Several editors of Artforum have resigned in solidarity with its former editor-in-chief, David Velasco, who was fired last week for his decision to publish an open letter about the Israel-Hamas war.
Velasco, who has been at the magazine for eighteen years and was editor-in-chief for the last six, was one of hundreds of artists, writers, and gallerists who signed the letter, which declared support of Palestinian liberation but did not mention the Hamas attack on October 7, which killed more than 1,400 Israelis. It remains unclear who wrote the letter.
Since the news broke of Velasco’s firing, some of the magazine’s top editors and writers including Zach Hatfield, Emily LaBarge, Kate Sutton, and Chloe Wyma have resigned and artists such as Nan Goldin and Nicole Eisenman have called for Velasco’s reinstatement.
The letter, published on October 19, states that it supports Palestinian liberation and calls for a ceasefire as well as a call to send humanitarian aid into Gaza. It states “We, the undersigned, reject violence against all civilians, regardless of their identity, and we call for ending the root cause of violence: oppression, and the occupation.” Yet, despite its humanitarian lens, the letter – which has since been edited – was criticized by art world figures and collectors for not mentioning the October 7 Hamas attack.
Shortly after the letter was published, the magazine’s publishers, Danielle McConnell and Kate Koza, posted a statement on Artforum’s website saying that the letter was shared publicly without the senior editorial team’s knowledge, which was “not consistent with Artforum’s editorial process.” In addition, the site also published a response letter on October 20 by Dominique Lévy, Brett Gorvy, and Amalia Dayan, the heavyweight art-dealing team behind Lévy Gorvy Dayan gallery, in which they “condem[ed] the open letter for its one-sided view.”
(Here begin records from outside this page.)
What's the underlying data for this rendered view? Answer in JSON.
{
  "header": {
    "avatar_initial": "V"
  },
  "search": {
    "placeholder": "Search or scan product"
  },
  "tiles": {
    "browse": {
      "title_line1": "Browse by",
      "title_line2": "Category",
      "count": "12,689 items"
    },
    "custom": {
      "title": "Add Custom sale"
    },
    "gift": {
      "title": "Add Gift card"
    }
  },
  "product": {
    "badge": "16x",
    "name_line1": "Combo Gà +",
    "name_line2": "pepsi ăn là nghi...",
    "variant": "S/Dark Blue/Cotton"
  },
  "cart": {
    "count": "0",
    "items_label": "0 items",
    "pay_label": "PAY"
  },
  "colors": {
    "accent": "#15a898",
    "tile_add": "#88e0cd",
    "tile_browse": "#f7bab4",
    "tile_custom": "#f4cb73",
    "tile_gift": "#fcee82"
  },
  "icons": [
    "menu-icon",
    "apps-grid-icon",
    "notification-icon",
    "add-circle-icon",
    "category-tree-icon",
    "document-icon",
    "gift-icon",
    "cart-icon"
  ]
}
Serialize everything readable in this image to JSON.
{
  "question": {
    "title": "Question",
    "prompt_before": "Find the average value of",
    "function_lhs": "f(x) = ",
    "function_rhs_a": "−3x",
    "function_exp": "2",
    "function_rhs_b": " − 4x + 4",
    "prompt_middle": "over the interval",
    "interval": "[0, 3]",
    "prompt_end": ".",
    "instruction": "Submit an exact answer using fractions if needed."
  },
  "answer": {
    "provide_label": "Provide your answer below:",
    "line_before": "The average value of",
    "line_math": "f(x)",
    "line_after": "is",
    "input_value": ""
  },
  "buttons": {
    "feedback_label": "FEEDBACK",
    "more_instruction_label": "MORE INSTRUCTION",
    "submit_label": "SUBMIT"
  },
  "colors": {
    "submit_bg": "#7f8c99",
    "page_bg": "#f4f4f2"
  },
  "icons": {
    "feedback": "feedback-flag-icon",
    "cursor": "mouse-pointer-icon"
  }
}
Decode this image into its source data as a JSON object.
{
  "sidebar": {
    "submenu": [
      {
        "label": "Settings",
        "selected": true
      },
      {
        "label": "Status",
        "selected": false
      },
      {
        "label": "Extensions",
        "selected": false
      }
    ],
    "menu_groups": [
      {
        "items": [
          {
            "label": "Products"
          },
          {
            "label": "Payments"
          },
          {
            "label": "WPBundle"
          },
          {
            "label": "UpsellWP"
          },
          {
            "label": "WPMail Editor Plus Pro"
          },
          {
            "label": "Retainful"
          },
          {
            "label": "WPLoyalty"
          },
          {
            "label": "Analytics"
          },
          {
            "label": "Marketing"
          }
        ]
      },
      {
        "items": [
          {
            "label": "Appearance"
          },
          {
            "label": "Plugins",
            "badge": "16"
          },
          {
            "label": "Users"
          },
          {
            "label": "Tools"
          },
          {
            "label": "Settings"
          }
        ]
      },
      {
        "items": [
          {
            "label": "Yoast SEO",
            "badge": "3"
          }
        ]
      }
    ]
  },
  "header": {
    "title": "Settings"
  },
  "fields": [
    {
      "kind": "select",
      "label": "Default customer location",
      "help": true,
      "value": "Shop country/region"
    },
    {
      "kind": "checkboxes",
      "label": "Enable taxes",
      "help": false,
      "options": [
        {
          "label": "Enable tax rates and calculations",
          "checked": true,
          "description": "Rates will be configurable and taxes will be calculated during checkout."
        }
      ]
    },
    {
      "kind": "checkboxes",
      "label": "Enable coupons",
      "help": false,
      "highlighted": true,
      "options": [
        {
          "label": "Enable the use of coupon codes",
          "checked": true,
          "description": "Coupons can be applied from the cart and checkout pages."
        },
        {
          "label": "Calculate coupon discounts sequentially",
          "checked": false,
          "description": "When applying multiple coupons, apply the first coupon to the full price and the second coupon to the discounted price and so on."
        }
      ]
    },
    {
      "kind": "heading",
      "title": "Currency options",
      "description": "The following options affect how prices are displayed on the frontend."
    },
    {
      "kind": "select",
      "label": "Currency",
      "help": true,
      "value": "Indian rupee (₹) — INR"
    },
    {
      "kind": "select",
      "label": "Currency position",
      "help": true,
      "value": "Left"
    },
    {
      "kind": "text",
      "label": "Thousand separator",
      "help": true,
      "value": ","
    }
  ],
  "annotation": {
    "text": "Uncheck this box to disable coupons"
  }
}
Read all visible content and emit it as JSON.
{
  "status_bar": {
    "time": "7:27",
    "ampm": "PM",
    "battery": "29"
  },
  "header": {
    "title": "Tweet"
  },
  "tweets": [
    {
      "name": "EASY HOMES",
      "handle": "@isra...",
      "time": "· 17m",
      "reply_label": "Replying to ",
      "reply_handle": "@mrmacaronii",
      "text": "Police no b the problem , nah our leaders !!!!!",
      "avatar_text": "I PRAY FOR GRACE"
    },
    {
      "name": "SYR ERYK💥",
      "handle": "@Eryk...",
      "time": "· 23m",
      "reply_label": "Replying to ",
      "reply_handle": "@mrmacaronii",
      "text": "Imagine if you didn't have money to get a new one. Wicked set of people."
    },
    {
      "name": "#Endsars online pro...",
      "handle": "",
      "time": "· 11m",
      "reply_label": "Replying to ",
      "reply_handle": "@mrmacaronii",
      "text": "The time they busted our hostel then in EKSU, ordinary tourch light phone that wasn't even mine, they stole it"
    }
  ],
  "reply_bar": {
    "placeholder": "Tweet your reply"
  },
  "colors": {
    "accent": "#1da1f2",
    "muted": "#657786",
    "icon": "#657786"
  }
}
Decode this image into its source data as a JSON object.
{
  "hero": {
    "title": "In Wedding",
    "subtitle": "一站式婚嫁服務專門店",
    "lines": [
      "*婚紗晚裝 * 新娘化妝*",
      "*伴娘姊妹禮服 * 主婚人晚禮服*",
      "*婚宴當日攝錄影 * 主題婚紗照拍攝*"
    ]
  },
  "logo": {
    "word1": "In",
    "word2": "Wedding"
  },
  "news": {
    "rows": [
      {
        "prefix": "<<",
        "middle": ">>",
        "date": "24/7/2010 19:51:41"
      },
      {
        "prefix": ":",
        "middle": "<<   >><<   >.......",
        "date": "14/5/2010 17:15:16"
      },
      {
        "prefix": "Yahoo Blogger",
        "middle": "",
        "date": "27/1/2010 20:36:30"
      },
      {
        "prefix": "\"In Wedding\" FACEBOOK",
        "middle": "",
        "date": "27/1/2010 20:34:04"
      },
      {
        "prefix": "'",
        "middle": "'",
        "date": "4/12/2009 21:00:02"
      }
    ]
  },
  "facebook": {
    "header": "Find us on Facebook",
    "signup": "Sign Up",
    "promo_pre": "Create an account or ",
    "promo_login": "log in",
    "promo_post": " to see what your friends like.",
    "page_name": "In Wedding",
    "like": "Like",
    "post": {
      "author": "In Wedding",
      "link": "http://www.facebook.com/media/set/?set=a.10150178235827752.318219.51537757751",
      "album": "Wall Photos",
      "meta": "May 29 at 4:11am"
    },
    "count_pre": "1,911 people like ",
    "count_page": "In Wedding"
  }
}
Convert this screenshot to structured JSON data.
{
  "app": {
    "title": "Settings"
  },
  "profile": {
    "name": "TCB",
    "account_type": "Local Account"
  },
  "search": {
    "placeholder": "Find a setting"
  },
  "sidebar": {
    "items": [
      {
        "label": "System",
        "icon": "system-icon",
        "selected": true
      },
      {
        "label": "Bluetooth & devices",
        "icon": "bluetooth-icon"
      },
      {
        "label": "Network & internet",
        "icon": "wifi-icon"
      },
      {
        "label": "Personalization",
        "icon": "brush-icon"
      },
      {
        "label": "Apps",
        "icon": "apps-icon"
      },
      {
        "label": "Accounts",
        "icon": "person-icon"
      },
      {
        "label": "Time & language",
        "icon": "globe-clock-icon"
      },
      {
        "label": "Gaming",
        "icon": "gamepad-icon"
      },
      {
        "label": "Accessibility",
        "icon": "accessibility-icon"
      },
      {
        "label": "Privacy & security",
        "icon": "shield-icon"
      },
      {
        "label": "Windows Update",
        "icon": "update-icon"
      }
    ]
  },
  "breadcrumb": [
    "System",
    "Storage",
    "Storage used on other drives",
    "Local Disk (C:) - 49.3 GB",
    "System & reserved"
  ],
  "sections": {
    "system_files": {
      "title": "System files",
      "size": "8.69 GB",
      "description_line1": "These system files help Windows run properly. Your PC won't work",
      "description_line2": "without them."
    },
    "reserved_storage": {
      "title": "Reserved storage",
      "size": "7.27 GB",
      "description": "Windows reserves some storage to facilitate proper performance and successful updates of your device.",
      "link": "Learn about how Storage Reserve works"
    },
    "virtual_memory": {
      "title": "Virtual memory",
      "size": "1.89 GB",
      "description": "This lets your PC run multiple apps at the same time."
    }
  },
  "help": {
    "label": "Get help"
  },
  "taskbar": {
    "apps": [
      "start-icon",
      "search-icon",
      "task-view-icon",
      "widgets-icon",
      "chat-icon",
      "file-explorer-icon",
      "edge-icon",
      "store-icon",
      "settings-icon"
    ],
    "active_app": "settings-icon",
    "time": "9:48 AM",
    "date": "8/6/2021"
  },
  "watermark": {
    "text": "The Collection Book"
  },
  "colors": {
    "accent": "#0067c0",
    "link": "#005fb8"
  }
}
Since the firing, proponents of both sides of the argument have been vocal this week: there was, as the New York Times reported, a large influx of letters that denounced those who had signed the original letter, with many gallerists calling for their artists to remove their names from it. Some threatened to sell works by artists who signed the letter. It was even reported that collectors asked a college museum to shut an exhibition of work by an artist who signed the open letter.
The Intercept reported that high-profile collector Martin Eisenberg, who owns millions of dollars worth of artwork by artists who had signed the letter and is very highly esteemed in the art world, called several of those artists to "convey his displeasure at seeing their names on the letter."
Artists, meanwhile, have used their platforms to call into question the role of an artist’s political beliefs and that of a collector’s if they divulge. Nicole Eisenman said in a statement: “It is still surprising to learn how many collectors believe that owning a few drawings of mine means they get to tell me what to do with my name.”
"Whatever position we took was our right to free speech," Goldin told the New York Times. She added that she has “no plans to work with Artforum because they fired someone for whom I have enormous respect.”
In the case of the other senior editors who resigned, Chloe Wyma took to X to comment, saying “The firing of David Velasco violates everything I had cherished about the magazine and makes my work there untenable.”
“I’m disappointed that a magazine that has always stood for freedom of speech and the voices of artists has bent to outside pressure," Velasco told the New York Times.
There have been calls to reinstate Velasco, but Penske Media Corporation, which owns Artforum, has not yet issued a response.